Losing weight is one tough challenge, but not as tough, research shows, as keeping those lost pounds at bay over time. What are the THE TRUTHS about keeping lost pounds at bay?
Research shows that the most weight most people, on average, lose, even with pretty constant expert support, is about 6 to 10% from your starting weight. Example: 200 pounds that's 12 to 20 pounds. For sure, some people lose more (but do they keep the weight off?). Losing this 6 to 10% of weight hardly seems worth it compared to those triple digit losses touted by the Biggest Loser TV show or some weight loss plans.
Research also shows people lose these 12 to 20 pounds by about the 6 months to 1 year point of their effort. It’s simply tough to lose more weight. Read Weight Loss, Control: Expectations vs. Research-based Realities.
I’ve just got to share the sheer joy and reward I’ve recently experienced facilitating yet another chat-based online weight loss group for the program called vtrimonline.com.
Picture this: It’s Tuesday evening at 7pm ET. Somewhere between 10 to 20 people who range in age, health concerns and pounds to shed; log on to the vtrimonline website for one of our 12 weekly chats. No phones, no cauliflower ears or hoarse voices. Just our fingers!
During the hour I, as the registered dietitian facilitator, get group members to share their weeks’ weight loss wows and woes (with no mention of pounds lost). I deliver key content to help arm people with nutrition, fitness and psychological expertise to lose weight and (hopefully) keep it off. Topics range from how to get moving more each day, to tactics to deal with emotional eating, to healthy choices when eating out, and much more.
A few facts are crystal clear:
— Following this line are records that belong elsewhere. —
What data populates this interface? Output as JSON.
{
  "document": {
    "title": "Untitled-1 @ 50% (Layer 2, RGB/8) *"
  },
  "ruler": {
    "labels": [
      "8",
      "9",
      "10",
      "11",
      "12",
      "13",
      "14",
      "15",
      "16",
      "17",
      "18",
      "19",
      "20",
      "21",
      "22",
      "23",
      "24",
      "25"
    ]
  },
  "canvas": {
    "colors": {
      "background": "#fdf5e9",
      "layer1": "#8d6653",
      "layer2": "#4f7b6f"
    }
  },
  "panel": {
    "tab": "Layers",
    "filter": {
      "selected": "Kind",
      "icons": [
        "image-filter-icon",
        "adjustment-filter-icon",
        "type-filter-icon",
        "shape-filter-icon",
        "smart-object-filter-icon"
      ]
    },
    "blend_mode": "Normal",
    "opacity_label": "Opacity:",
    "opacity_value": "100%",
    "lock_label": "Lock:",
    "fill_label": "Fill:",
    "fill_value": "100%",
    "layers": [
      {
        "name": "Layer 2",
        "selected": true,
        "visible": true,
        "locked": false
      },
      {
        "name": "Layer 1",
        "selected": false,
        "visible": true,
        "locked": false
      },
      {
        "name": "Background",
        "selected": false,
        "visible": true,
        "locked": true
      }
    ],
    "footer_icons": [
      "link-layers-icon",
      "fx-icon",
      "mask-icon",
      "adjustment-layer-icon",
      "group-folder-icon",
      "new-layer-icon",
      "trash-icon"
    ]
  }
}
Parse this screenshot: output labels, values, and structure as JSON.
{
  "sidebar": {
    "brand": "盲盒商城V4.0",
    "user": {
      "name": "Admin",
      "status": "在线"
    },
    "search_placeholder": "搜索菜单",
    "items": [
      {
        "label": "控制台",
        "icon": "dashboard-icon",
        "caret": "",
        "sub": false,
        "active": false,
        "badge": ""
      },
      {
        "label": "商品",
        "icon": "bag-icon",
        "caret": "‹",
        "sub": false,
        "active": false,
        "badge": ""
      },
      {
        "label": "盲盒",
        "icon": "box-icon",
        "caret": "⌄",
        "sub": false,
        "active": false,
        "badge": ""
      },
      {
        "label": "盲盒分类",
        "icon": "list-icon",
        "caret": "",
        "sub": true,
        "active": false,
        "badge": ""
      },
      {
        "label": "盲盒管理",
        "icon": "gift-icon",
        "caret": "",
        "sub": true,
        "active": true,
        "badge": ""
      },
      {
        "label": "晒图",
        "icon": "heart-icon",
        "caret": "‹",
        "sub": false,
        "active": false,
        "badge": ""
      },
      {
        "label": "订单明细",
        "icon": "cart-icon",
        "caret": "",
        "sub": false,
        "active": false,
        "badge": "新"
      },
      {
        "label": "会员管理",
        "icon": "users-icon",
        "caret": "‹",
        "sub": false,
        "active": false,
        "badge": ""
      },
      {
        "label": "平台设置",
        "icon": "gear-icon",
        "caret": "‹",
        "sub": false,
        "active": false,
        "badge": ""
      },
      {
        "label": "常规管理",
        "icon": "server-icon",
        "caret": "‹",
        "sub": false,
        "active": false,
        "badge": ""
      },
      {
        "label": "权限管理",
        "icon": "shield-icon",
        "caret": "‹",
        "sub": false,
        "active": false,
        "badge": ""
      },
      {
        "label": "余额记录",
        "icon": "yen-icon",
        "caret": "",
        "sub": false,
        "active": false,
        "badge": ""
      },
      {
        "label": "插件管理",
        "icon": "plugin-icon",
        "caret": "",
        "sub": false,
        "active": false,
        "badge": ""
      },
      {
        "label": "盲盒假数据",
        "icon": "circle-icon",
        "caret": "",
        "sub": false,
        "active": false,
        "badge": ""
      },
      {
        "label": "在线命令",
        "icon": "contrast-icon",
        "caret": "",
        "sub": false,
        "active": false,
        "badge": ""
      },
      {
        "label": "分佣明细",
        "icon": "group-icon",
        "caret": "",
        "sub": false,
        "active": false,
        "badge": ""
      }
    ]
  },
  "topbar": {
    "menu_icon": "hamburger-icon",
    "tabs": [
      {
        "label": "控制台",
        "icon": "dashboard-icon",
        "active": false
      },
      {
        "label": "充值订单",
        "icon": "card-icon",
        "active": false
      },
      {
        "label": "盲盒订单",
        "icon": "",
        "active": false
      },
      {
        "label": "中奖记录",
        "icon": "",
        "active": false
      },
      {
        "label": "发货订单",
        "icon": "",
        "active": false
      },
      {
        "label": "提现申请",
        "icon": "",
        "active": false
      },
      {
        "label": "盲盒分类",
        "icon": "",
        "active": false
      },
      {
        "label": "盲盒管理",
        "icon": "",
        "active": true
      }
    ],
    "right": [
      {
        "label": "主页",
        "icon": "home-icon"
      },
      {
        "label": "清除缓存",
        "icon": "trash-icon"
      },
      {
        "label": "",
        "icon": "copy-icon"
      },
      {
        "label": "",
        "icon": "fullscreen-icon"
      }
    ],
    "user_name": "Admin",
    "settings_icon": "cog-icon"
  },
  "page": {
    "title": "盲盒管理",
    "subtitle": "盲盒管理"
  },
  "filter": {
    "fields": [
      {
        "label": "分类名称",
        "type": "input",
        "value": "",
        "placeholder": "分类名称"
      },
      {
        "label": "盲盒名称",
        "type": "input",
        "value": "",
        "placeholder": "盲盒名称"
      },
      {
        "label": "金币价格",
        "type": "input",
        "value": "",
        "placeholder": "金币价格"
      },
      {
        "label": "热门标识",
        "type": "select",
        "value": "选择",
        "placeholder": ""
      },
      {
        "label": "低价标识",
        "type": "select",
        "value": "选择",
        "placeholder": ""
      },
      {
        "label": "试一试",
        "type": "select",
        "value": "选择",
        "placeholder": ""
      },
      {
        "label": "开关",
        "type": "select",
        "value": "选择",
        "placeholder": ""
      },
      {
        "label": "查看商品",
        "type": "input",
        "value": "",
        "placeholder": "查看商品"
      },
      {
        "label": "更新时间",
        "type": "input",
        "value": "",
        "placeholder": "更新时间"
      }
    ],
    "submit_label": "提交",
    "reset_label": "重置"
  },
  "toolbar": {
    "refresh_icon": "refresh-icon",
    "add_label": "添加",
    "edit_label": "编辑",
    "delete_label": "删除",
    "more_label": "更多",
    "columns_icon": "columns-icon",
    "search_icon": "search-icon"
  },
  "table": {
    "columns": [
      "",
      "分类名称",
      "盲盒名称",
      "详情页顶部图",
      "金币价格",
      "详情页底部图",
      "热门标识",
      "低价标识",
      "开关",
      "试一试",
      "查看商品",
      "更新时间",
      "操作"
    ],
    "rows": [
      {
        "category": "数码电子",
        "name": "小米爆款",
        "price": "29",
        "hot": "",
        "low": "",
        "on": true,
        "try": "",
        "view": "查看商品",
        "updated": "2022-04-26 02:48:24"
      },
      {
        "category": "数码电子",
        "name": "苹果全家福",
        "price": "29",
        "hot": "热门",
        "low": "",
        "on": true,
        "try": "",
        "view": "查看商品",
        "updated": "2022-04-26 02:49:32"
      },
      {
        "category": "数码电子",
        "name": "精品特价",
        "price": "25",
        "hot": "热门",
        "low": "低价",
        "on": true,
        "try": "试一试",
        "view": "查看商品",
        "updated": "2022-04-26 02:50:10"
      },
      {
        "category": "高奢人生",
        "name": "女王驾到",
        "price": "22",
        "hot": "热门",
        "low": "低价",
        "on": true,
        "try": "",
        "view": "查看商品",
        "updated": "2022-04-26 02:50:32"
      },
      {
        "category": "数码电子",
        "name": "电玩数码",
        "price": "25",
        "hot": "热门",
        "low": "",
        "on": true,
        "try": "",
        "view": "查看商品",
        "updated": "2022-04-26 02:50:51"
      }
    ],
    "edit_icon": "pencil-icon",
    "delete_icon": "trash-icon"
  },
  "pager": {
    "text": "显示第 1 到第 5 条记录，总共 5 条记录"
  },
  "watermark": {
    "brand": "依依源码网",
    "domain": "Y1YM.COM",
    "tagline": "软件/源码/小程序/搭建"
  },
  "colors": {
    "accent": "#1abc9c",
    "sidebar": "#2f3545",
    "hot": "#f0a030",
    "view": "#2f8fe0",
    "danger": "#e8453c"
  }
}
- Myriad adults would improve their health status and potential longevity by losing a few pounds. Five percent seems to be the magic number to reap health benfits.
- Two thirds of adult Americans are overweight or obese, including many Medicare beneficiaries.
- Losing weight, even a few pounds, and keeping those pounds off is tough work which requires tenacity.
- Primary care providers (PCPs), including general and family practice physicians, nurse practitioners, physicians assistants and others; aren’t known for addressing or spending the time it takes with clients to counsel them on weight control. (In all fairness, they haven’t been allotted the time until now.)
- Susan Yanovski, MD, in her 11/24/11 New England Journal of Medicine editorial Obesity Treatment in Primary Care – Are We There Yet? (abstract), stated: “less than 50% of PCPs report consistently providing weight-control advice to adults and less than 25% report regularly referring people to other providers who may help them with weight control.”
- It’s well known that PCPs receive a minimumof nutritional science in training and it’s highly unlikely that many have obtained the skills known to be effective in weight management counseling from studies on long term weight management.
Yet despite these facts, on November 29th, Medicare (Centers for Medicare and Medicaid Services) announced in their Decision on Intensive Behavioral Counseling for Obesity that it will start to cover obesity counseling services when provided by PCPs (as defined by CMS).
In the era of the Biggest Loser, the ante for pounds to expect to loose per week has gone up, not that the number ever approached realistic, even before Biggest Loser. People have long had unrealistic expectations for weekly loss - 3, 5, 10 pounds - feed by overpromising diets. Simply AIN’T GONNA HAPPEN if you’re following a sane and sensible weight loss plan!
On 5/13 President Obama, in his effort to keep healthcare reform on the front burner, sent a few deputies on a mission: find the best private-sector employee wellness and prevention practices in an effort to help other companies and federal workplaces implement these. I bet one of best practice that will be an element of each success story will be programs utilizing technology-based solutions (telephonic, intranet, internet, hand-held device, etc.) to provide frequent and chronic support.
A key, yet woefully underreported, conclusion to many health behavior change studies in the areas of weight, diabetes and/or blood pressure management; point to the importance of consistent and continuous support over time. This has evolved to be an essential component to help people achieve their health goals and support their efforts to continue practicing new found healthy lifestyle behaviors.